by Gabe Schlesinger, Staff Writer
To quote a popular saying, "Yaaaay, fencing. I get to stab people with
a pointy stick." Fencing is not just a reason to play with swords, it is
a sport. Sometimes called human chess. Team members include captain Dave Rigotti,
the only fourth year member, second year members, captain Kimberly Istok, Katie
Gibson, Justin Linton, Jackie Marlow, Steven Saracino, Ian Wilson, Emily Witte,
and first year members John Cechner, Marc Kruzer, Matthew Platek, John Vidziunas,
and Kyle Visner.
Fencing is a sport based on dexterity and hand-eye coordination. Duelists use a choice of one of three weapons: epee, saber, or foil. Our school fences foil. The foil itself has a thin, flexible blade with a square cross-section and a small bell guard. The foil evolved during the late 17th century as a practice weapon for the small sword. The word is derived from the French word refouler, meaning "to turn back." The foil is a thrusting weapon, so only the point of the foil may be used to score a touch. Foil's target area is much more restricted than the other weapons. It encompasses the chest, groin, and back area. Because of this, a foil fencer has a different 'distance' (meaning the distance between opponents) than the other weapons. When one fences foil, he must obey a rule called “right of way." This means that one can only score when he is attacking. If one's weapon is parried, or turned away with the sword, then the fencer must regain right of way in order to attack and score. The referee keeps track of who has the attack and what actions are occurring.
The epee evolved in 19th century Europe as the premiere dueling weapon, replacing its predecessor, the small sword. Epee is the French word for sword. In Epee, the first person to hit is awarded the touch, regardless of priority. The sport of epee fencing was developed to mirror the conditions of an actual duel, in that the object of the encounter was to score "first blood."

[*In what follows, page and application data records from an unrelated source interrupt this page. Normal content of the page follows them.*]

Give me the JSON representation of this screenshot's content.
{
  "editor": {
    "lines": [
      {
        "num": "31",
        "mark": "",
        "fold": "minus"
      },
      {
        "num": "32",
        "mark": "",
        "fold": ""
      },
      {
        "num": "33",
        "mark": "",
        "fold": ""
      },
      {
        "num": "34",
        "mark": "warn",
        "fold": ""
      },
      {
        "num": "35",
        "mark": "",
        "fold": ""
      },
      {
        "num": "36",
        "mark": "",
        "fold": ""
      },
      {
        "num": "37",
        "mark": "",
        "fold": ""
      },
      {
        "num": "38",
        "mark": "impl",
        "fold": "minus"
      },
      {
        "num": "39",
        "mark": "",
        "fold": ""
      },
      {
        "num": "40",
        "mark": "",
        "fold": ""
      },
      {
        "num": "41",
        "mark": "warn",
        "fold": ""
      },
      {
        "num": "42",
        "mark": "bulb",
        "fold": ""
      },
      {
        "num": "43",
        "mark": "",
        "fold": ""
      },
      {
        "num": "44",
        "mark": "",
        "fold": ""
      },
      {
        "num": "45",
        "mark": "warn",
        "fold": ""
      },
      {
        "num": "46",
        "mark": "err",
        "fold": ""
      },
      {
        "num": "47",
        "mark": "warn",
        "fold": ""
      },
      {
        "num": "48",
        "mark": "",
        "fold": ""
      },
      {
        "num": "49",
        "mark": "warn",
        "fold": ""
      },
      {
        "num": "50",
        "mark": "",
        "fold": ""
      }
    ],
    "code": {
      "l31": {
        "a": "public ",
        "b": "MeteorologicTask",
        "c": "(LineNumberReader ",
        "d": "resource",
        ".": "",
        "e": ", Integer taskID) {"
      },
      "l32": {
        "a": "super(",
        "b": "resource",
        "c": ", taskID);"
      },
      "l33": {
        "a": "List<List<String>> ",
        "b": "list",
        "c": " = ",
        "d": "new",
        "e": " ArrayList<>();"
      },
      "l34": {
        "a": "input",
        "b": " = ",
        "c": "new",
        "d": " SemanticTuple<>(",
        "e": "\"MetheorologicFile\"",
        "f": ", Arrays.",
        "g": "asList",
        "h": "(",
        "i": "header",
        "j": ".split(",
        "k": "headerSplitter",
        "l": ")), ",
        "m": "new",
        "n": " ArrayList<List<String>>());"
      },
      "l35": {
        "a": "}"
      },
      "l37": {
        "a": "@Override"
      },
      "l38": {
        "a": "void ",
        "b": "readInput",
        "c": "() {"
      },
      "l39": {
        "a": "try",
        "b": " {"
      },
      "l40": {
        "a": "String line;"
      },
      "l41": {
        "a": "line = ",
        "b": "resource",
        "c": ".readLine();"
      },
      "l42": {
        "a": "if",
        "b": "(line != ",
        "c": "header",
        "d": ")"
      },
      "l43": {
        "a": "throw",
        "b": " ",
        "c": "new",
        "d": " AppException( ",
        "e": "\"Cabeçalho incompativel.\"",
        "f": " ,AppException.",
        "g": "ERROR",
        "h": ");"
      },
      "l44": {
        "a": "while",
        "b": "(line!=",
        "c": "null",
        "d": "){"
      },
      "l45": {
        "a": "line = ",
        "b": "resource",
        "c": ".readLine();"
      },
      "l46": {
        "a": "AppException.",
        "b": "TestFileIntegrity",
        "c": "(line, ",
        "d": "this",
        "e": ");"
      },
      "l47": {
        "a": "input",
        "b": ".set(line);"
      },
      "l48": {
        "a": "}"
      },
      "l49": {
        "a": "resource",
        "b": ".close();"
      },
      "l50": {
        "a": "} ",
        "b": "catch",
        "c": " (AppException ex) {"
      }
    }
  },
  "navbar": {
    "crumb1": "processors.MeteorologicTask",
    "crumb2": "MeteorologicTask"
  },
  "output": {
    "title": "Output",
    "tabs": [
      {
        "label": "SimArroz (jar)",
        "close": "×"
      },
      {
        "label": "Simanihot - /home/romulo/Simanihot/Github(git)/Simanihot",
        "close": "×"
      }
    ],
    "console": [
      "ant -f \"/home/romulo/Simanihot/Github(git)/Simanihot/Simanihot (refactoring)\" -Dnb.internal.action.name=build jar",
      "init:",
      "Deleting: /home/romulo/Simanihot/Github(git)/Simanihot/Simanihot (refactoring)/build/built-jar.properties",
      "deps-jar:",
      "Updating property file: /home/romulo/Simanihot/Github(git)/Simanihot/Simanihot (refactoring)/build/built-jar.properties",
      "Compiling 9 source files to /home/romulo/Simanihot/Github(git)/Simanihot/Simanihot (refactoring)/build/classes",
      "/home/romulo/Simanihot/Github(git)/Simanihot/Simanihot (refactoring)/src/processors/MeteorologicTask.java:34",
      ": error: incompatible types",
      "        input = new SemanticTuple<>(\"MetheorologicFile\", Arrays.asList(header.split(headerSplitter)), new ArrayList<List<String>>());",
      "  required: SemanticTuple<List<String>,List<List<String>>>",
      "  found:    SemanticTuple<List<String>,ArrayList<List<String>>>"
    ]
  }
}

The epee is a thrusting weapon only, so touches must be scored with the point.
Sabers have a light, flat blade and a knuckle guard. They are descended from naval and cavalry swords of the late 19th century. But modern saber fencing has developed into a lightning fast game of cuts, stop-cuts (counter-attacks that hit; also a counter-attack, usually to the cuff), and parries that would be impossible to achieve with historical sabers. It is a slashing or thrusting weapon, so touches can be scored with either the point or the edge of the blade. Saber's target area is not as restricted as foil but more restricted than epee. It encompasses everything from the waist up. Saberists, like foilists, must adhere to the right-of-way rules. In addition, the correct timing of actions is often considered more difficult in saber than in the other weapons.
Said John Cechner, “Fencing is awesome. But I think we should have more ‘open fencing’ practice. It gives us more experience on the strip.” The strip is what the dueling area is called. Our team practices hard to reach peak performance. May they go far this year!